  • Exercise: Join a gym class or a sports team, because endorphins are like tiny, happy elves in your brain.
  • Pet therapy: Pets offer unconditional love and can truly lift your spirits.

Frequently Asked Questions

How Does Loneliness Affect Physical Health?

Loneliness can take a toll on your physical health. It weakens your immune system, raises blood pressure, and increases the risk of heart disease. You deserve to break free from isolation and thrive in your connections.

What Are Common Misconceptions About Loneliness?

Did you know 61% of adults feel lonely? You might think loneliness is just about being alone, but it's not. It's a state of mind that can affect anyone, even those surrounded by people. Don't underestimate it.

How Can Workplaces Help Reduce Employee Loneliness?

You can foster a more connected workplace by promoting open communication, encouraging team-building activities, and creating inclusive social events. Empower employees to share their ideas and build genuine relationships to combat loneliness effectively.

Is Loneliness More Prevalent in Certain Age Groups?

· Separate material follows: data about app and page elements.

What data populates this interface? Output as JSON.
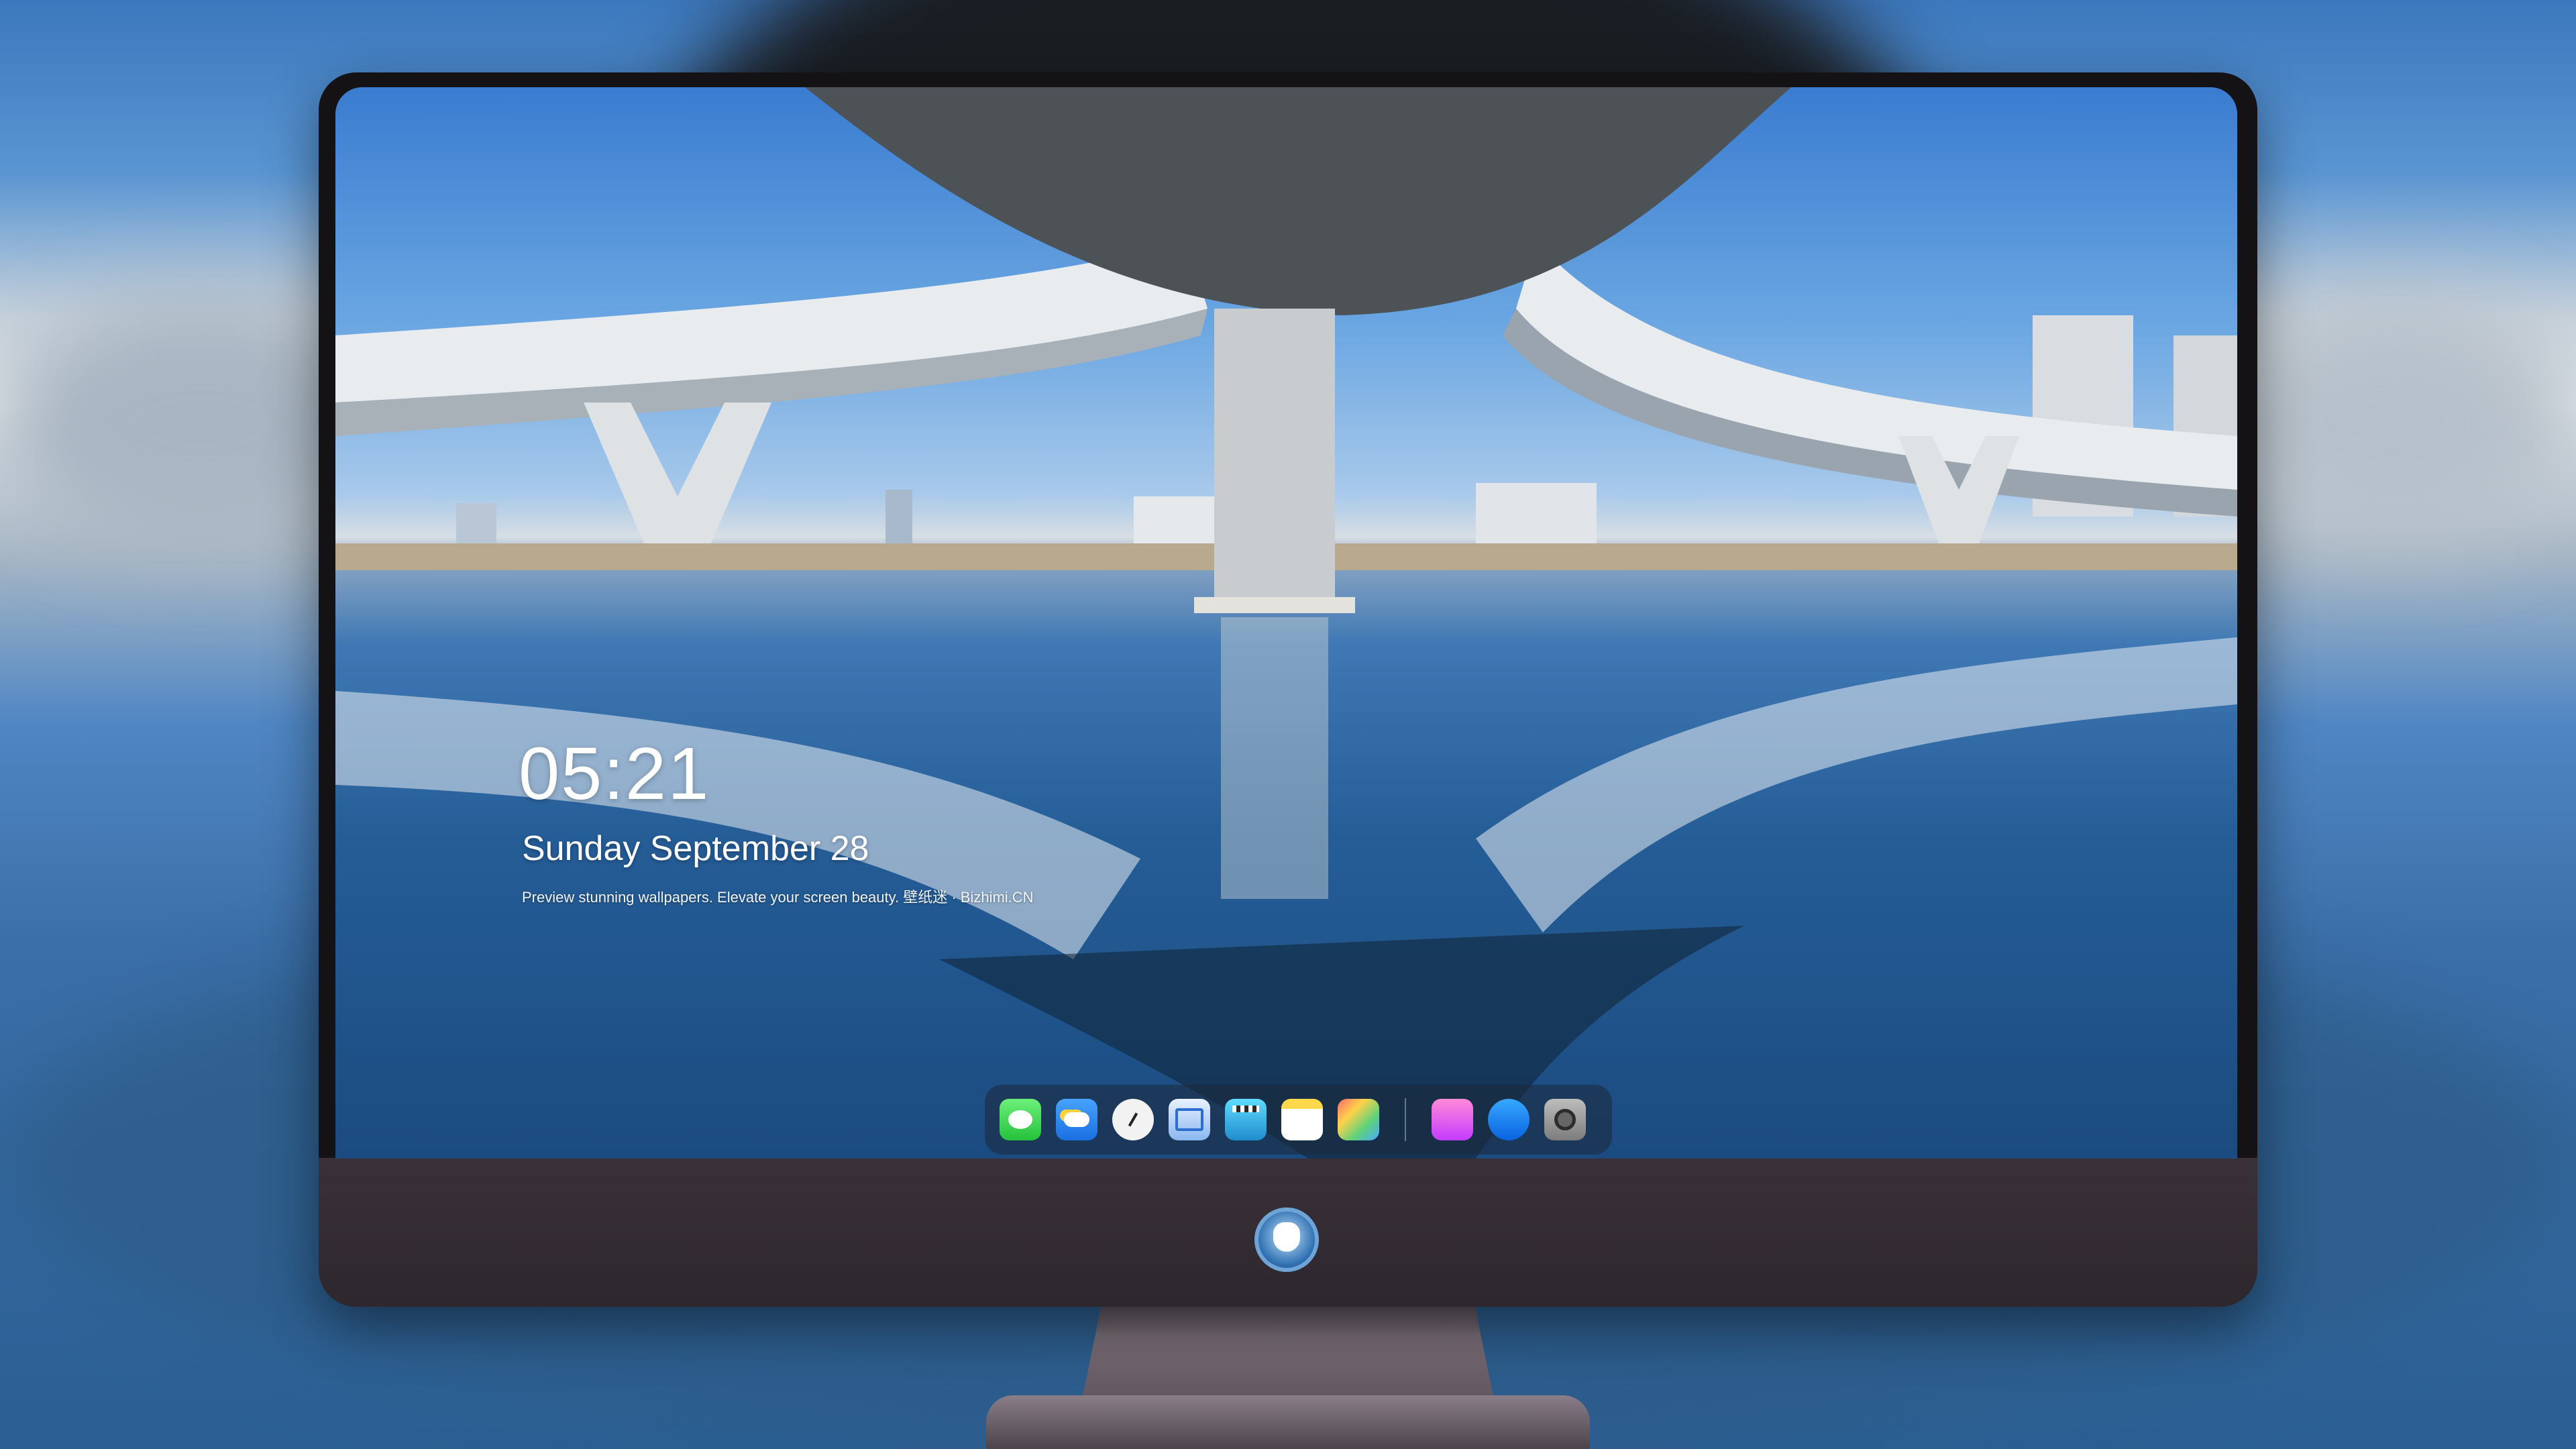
{
  "lockscreen": {
    "time": "05:21",
    "date": "Sunday September  28",
    "tagline": "Preview stunning wallpapers. Elevate your screen beauty. 壁纸迷 · Bizhimi.CN"
  },
  "dock": {
    "apps": [
      {
        "name": "Messages",
        "icon": "messages-icon"
      },
      {
        "name": "Weather",
        "icon": "weather-icon"
      },
      {
        "name": "Clock",
        "icon": "clock-icon"
      },
      {
        "name": "Preview",
        "icon": "preview-icon"
      },
      {
        "name": "Video",
        "icon": "clapperboard-icon"
      },
      {
        "name": "Notes",
        "icon": "notes-icon"
      },
      {
        "name": "Photos",
        "icon": "photos-icon"
      },
      {
        "name": "Music",
        "icon": "music-icon"
      },
      {
        "name": "App Store",
        "icon": "app-store-icon"
      },
      {
        "name": "Camera",
        "icon": "camera-icon"
      }
    ]
  },
  "colors": {
    "sky": "#3a7cd0",
    "water": "#255d97",
    "bezel": "#141214",
    "chin": "#3a3038"
  }
}
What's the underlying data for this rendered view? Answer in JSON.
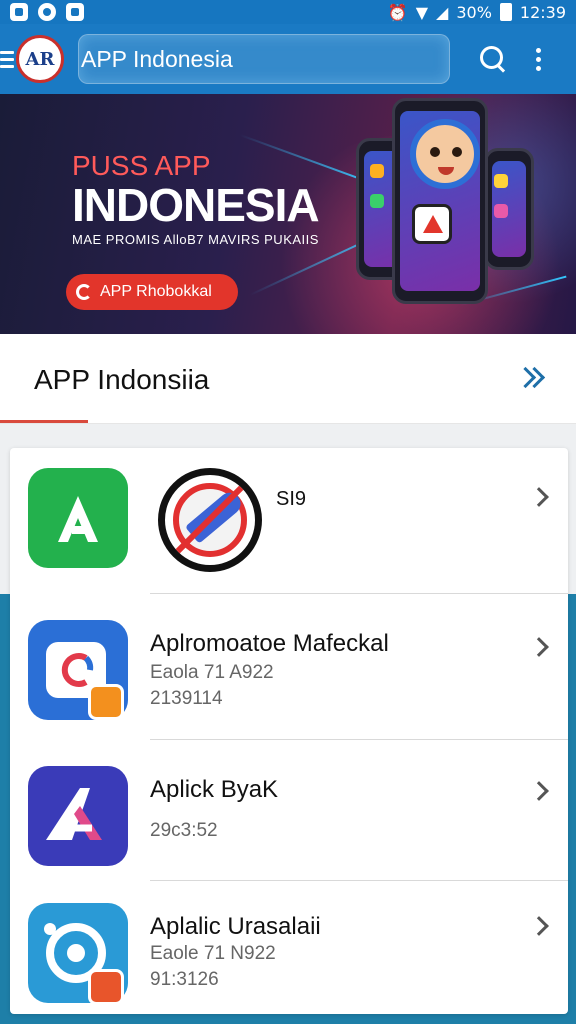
{
  "status_bar": {
    "battery": "30%",
    "time": "12:39"
  },
  "app_bar": {
    "logo_text": "AR",
    "title": "APP Indonesia"
  },
  "banner": {
    "subtitle": "PUSS APP",
    "title": "INDONESIA",
    "tagline": "MAE PROMIS AlloB7 MAVIRS PUKAIIS",
    "cta_label": "APP Rhobokkal"
  },
  "section": {
    "title": "APP Indonsiia"
  },
  "apps": [
    {
      "title": "SI9",
      "line1": "",
      "line2": "",
      "icon_color": "#23b14d"
    },
    {
      "title": "Aplromoatoe Mafeckal",
      "line1": "Eaola 71 A922",
      "line2": "2139114",
      "icon_color": "#2b6fd6"
    },
    {
      "title": "Aplick ByaK",
      "line1": "",
      "line2": "29c3:52",
      "icon_color": "#3a3bb8"
    },
    {
      "title": "Aplalic Urasalaii",
      "line1": "Eaole 71 N922",
      "line2": "91:3126",
      "icon_color": "#2a9ad6"
    }
  ]
}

Did you know that 61% of young adults report feeling lonely frequently? Loneliness doesn't discriminate, but it often hits younger age groups harder. Embrace your freedom and connect with others to combat this growing issue.

What Role Does Genetics Play in Loneliness?

Genetics can influence your tendency towards loneliness. You might have a genetic predisposition that affects your social behaviors and emotional responses. But remember, you're not bound by your genes; you can create your own connections.


So, next time you're scrolling through Insta, feeling like the loneliest potato in the bag, remember: loneliness has roots. It's not just you.

From childhood hiccups to our love-hate relationship with tech, it's a mix. Picture the loneliness monster as that annoying houseguest who won't leave.

But guess what? You've got the tools to kick it out. Talk to someone, get outside, and laugh at cat memes.

You're not alone, even when you feel like it.